For more than ten years, Kuku Djungan woman Aunty Nicole Williams has been a constant presence, shaping the lives of young women at Carinity Education Southside in Meanjin (Brisbane).
Beyond her role as a teacher at the all-girls special assistance school, she holds a notable influence as an artist and cultural leader.
Recently, she tasked with crafting an artwork for a collection, a commission bestowed upon her by Cre8ve Nations in collaboration with Brisbane City Council.
Her commissioned artwork, titled "Reflections," is showcased in the bustling Queen Street Mall, centring on two pivotal aspects of her life: her cultural identity and a deep affection for the environment.
"The art installation is about the reflections in our lives and our connection to
country, places and space. It highlights what these relationships mean for us –
the First Nations people – and ultimately as people collectively on this planet,"
Aunty Nicole said.
"It's about the waterways, but it's also the parallels with our lives too. We go
on such a journey through life, the different changes and seasons of our lives.
"It's a statement about my commitment to nature and my commitment to the
First Nations people."
The artwork features some of Aunty Nicole's favourite creative strands,
including calligraphy transferred to repurposed metal.
She says her degradable art, which will eventually "break down and go back
into the environment", is "an extension of my determination to be a recycler".
"A lot of my art uses really simple resources, like food colouring, to create

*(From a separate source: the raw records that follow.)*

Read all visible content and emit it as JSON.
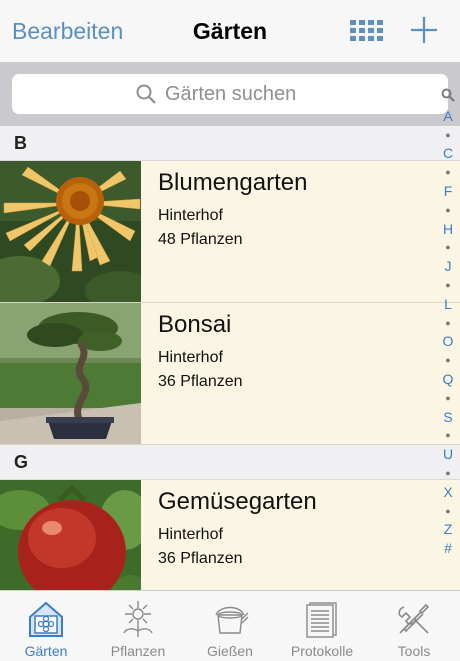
{
  "navbar": {
    "edit_label": "Bearbeiten",
    "title": "Gärten"
  },
  "search": {
    "placeholder": "Gärten suchen"
  },
  "sections": [
    {
      "header": "B",
      "items": [
        {
          "name": "Blumengarten",
          "location": "Hinterhof",
          "count": "48 Pflanzen",
          "image": "flower-photo"
        },
        {
          "name": "Bonsai",
          "location": "Hinterhof",
          "count": "36 Pflanzen",
          "image": "bonsai-photo"
        }
      ]
    },
    {
      "header": "G",
      "items": [
        {
          "name": "Gemüsegarten",
          "location": "Hinterhof",
          "count": "36 Pflanzen",
          "image": "tomato-photo"
        }
      ]
    }
  ],
  "index": [
    "A",
    "C",
    "F",
    "H",
    "J",
    "L",
    "O",
    "Q",
    "S",
    "U",
    "X",
    "Z",
    "#"
  ],
  "tabs": [
    {
      "label": "Gärten",
      "icon": "garden-icon",
      "active": true
    },
    {
      "label": "Pflanzen",
      "icon": "plant-icon",
      "active": false
    },
    {
      "label": "Gießen",
      "icon": "watering-can-icon",
      "active": false
    },
    {
      "label": "Protokolle",
      "icon": "log-icon",
      "active": false
    },
    {
      "label": "Tools",
      "icon": "tools-icon",
      "active": false
    }
  ],
  "colors": {
    "accent": "#3b7dc8",
    "nav_button": "#5b8fbf",
    "row_bg": "#fbf6e3",
    "section_bg": "#f0f0f2"
  }
}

some beautiful colours without the need to buy paint," Aunty Nicole said.
"There's a joy in knowing that a little bit of extra effort is going to create
Describing herself as a "functional artist," Aunty Nicole transcens aesthetics by instilling practical purpose into her creations.
Ranging from crafting bucket hats and carry bags using old clothing to revitalising used paper through recycling and recolouring, she consistently upholds those principles of sustainability.
Aunty Nicole extends her creative skills to empower and inspire students at Carinity Education Southside.
This involves guiding them in crafting designs and screen-printing their own t-shirts, as well as recognising value in older and discarded items.
"The reality is a lot of the young people from our school come from families
who are economically challenged," Aunty Nicole said.
"I try to instil in and inspire the young people at school that you don't have to
have all these flash things; sometimes simple things work just as effectively.
"My colleagues and I take students to the recycle shops. They can see what
wealth and resources are at their fingertips there."
Aunty Nicole is "all about economic empowerment" and inspiring the youth to
think about "financial freedom, to have a choice and have possibilities".
"Start right now. Recycle cans or make something and sell it online, through all
the social media networks that you can tap into. Put a price on it and see what
happens," she said.
Aunty Nicole's unwavering passion for art, the environment, and her culture
make her a wonderful role model for aspiring indigenous artists at Carinity Education Southside.